“I hit it great off the tee,” Fitzpatrick said of the day. “. . . Playing smart, hitting it to the right areas.”
England was a common theme Friday, even if Horsfield didn’t sound much like his compatriot Fitzpatrick. Horsfield is a 16-year-old Manchester, England, transplant who used birdies at Nos. 15 and 17 to get to 4-under 68 and overtake Fitzpatrick late in the day. The Horsfields found their way to Central Florida 12 years ago, and Sam’s parents own a glass company that specializes in windows and doors. The move has been good for Horsfield’s golf game for many reasons.

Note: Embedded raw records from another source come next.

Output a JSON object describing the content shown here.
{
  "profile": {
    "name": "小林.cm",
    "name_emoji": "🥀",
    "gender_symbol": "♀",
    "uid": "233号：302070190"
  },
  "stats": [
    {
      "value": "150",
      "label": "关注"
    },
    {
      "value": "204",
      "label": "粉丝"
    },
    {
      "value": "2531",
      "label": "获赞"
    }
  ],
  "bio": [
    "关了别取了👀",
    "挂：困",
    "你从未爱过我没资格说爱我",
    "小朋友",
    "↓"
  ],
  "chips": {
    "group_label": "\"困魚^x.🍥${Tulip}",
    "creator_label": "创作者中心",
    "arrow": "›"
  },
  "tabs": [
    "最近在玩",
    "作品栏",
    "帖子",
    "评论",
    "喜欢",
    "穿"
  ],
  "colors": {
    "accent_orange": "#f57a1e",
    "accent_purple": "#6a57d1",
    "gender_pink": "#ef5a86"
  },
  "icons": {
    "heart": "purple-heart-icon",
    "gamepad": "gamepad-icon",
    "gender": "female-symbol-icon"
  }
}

Horsfield, who plays mostly local junior events around Orlando, Fla., calls the Junior Invitational the deepest field he’s entered. But Horsfield is best known for once beating Ian Poulter, 1 up, in a nine-hole match at Lake Nona Golf Club. Horsfield played only one tee in front of Poulter, and the two still keep in touch. Horsfield got to know Poulter because of his friendship with Poulter’s caddie.
“I don’t like to bother him,” Horsfield said when asked if Poulter had any specific advice for Sage Valley. Horsfield wore an Ian Poulter logoed shirt around the course Friday.
Horsfield has only one shot on Rico Hoey, the reigning Callaway Junior World champion from Rancho Cucamonga, Calif. Hoey closed strongly with birdies at Nos. 15 and 17. Argentina’s Jaime Lopez Rivarola is one shot back at 2-under 70.
All three of those players escaped the par-3 second hole in a collective 1-under par as the field averaged 3.93 there. Carnage at that downhill, watery par 3 was the story of the morning as a strong wind blew right in players’ faces on the tee.
Kristoffer Ventura from Oslo, Norway, was among the four players in the field to make a quadruple bogey there. Ventura then went 7 under in an eight-hole stretch beginning at No. 8 and salvaged a 1-under 71. That put Ventura in a tie for fourth with Greyson Sigg of Augusta, Ga., and Corey Pereira of Cameron Park, Calif.
The other story Friday centered around Sage Valley’s slick greens – slick enough to drive defending champion Zach Olsen’s score to 78. Top-ranked junior Robby Shelton shot 2-over 74.
Said Sigg, the local man at Sage Valley this week: “I thought there were a lot of pins out there tucked in some spots I’ve never seen before.”
There’s a lot more real estate around these putting surfaces to keep Sigg and his competitors guessing.